▶ [Listed entries]:
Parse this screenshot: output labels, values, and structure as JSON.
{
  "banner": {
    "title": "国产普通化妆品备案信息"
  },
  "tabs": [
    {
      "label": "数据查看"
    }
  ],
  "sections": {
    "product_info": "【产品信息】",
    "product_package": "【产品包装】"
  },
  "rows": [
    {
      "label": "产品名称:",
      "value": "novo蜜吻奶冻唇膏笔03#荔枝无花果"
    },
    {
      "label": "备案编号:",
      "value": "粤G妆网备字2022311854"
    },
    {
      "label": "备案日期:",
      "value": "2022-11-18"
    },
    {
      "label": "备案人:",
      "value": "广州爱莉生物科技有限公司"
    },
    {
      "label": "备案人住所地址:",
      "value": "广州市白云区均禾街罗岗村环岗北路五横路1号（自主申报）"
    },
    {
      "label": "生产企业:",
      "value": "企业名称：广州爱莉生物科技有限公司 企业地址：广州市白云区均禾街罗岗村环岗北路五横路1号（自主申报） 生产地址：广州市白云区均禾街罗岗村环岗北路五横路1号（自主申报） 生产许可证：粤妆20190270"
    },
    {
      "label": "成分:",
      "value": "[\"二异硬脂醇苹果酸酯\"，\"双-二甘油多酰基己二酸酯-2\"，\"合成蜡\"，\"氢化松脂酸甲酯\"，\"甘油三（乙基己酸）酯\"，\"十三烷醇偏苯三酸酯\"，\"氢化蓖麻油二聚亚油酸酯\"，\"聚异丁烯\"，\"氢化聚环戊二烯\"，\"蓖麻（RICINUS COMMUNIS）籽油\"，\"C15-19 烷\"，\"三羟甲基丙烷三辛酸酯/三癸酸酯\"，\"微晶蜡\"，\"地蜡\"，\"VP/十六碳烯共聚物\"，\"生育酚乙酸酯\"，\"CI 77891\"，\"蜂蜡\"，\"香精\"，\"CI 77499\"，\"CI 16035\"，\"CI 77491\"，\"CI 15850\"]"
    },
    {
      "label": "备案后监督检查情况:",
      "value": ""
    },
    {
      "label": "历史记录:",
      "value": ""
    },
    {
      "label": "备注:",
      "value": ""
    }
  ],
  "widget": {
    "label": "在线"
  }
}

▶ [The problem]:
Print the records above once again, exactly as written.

▶ [The completed task]:
Parse this screenshot: output labels, values, and structure as JSON.
{
  "banner": {
    "title": "国产普通化妆品备案信息"
  },
  "tabs": [
    {
      "label": "数据查看"
    }
  ],
  "sections": {
    "product_info": "【产品信息】",
    "product_package": "【产品包装】"
  },
  "rows": [
    {
      "label": "产品名称:",
      "value": "novo蜜吻奶冻唇膏笔03#荔枝无花果"
    },
    {
      "label": "备案编号:",
      "value": "粤G妆网备字2022311854"
    },
    {
      "label": "备案日期:",
      "value": "2022-11-18"
    },
    {
      "label": "备案人:",
      "value": "广州爱莉生物科技有限公司"
    },
    {
      "label": "备案人住所地址:",
      "value": "广州市白云区均禾街罗岗村环岗北路五横路1号（自主申报）"
    },
    {
      "label": "生产企业:",
      "value": "企业名称：广州爱莉生物科技有限公司 企业地址：广州市白云区均禾街罗岗村环岗北路五横路1号（自主申报） 生产地址：广州市白云区均禾街罗岗村环岗北路五横路1号（自主申报） 生产许可证：粤妆20190270"
    },
    {
      "label": "成分:",
      "value": "[\"二异硬脂醇苹果酸酯\"，\"双-二甘油多酰基己二酸酯-2\"，\"合成蜡\"，\"氢化松脂酸甲酯\"，\"甘油三（乙基己酸）酯\"，\"十三烷醇偏苯三酸酯\"，\"氢化蓖麻油二聚亚油酸酯\"，\"聚异丁烯\"，\"氢化聚环戊二烯\"，\"蓖麻（RICINUS COMMUNIS）籽油\"，\"C15-19 烷\"，\"三羟甲基丙烷三辛酸酯/三癸酸酯\"，\"微晶蜡\"，\"地蜡\"，\"VP/十六碳烯共聚物\"，\"生育酚乙酸酯\"，\"CI 77891\"，\"蜂蜡\"，\"香精\"，\"CI 77499\"，\"CI 16035\"，\"CI 77491\"，\"CI 15850\"]"
    },
    {
      "label": "备案后监督检查情况:",
      "value": ""
    },
    {
      "label": "历史记录:",
      "value": ""
    },
    {
      "label": "备注:",
      "value": ""
    }
  ],
  "widget": {
    "label": "在线"
  }
}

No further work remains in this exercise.